Each line below with the string "expanded" should be copied.

··· Excerpted records

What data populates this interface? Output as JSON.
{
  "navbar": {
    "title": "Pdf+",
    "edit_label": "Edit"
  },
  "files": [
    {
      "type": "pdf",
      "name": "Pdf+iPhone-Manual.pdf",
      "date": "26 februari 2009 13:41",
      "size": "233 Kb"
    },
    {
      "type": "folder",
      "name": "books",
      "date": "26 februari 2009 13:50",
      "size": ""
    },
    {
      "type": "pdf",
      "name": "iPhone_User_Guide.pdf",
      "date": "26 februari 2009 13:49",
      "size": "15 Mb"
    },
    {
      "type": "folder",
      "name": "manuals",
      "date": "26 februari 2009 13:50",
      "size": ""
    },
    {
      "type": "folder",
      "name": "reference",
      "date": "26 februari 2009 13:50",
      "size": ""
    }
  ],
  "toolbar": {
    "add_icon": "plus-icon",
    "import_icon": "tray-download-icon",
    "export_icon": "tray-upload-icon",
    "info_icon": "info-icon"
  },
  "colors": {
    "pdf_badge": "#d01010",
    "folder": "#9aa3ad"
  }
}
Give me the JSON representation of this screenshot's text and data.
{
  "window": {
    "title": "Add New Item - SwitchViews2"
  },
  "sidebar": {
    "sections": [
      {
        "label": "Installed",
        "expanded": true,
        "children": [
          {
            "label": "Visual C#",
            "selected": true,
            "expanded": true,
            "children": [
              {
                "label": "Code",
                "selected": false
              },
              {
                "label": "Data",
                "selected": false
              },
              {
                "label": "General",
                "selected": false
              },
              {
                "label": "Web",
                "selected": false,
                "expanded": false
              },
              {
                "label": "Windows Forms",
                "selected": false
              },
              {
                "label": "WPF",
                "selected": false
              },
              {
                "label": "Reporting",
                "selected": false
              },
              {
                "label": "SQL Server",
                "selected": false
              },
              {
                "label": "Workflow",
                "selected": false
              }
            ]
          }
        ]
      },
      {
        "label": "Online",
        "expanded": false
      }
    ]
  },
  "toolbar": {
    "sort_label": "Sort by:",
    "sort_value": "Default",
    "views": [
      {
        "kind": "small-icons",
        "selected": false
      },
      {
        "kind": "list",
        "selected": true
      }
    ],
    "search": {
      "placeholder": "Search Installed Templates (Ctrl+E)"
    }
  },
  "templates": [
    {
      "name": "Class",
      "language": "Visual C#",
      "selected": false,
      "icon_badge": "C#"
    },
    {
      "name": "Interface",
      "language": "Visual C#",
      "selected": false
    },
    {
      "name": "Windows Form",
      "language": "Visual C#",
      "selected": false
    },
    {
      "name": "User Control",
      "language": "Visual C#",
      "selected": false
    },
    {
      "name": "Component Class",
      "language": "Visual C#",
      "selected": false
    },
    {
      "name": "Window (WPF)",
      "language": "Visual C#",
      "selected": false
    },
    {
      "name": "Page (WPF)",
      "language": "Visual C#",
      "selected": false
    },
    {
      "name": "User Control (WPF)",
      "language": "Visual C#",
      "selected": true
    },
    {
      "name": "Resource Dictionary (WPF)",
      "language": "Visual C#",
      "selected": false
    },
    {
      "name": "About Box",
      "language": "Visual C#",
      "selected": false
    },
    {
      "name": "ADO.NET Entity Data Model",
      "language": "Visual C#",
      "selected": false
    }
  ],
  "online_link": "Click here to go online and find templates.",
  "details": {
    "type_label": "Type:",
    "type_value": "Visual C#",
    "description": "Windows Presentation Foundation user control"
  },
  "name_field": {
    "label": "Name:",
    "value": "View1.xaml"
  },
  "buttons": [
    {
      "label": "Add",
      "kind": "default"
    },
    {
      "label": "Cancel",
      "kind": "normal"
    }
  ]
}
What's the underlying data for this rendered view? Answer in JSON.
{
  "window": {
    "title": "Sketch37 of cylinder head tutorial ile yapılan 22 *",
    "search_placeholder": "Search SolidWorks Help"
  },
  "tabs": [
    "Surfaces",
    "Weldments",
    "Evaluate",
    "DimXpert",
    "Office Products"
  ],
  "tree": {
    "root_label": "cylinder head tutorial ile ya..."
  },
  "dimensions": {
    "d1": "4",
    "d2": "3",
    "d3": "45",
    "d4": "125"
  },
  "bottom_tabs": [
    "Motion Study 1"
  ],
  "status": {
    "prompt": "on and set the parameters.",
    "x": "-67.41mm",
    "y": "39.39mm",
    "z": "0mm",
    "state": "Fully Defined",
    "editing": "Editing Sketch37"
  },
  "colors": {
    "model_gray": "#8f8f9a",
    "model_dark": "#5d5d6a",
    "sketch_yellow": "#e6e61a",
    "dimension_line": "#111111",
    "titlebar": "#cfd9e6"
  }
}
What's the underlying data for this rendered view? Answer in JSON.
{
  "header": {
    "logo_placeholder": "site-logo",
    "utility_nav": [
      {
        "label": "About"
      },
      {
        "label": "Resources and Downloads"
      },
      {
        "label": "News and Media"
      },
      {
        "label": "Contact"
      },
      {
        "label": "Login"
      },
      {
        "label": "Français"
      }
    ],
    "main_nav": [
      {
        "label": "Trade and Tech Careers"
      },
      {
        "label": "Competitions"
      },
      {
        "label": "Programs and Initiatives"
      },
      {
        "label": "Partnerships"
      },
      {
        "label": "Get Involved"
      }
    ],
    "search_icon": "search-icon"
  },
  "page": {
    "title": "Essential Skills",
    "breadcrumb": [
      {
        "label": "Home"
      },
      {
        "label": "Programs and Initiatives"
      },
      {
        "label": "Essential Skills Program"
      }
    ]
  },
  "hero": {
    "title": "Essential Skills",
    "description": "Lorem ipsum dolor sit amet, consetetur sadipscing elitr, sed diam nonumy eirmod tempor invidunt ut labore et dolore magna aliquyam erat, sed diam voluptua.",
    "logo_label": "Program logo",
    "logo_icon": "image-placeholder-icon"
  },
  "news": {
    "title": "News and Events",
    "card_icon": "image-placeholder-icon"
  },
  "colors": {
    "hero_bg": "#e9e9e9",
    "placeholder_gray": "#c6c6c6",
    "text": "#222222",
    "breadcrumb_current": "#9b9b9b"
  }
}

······

_Finished exercise_:
        "expanded": true,
            "expanded": true,
                "expanded": false
        "expanded": false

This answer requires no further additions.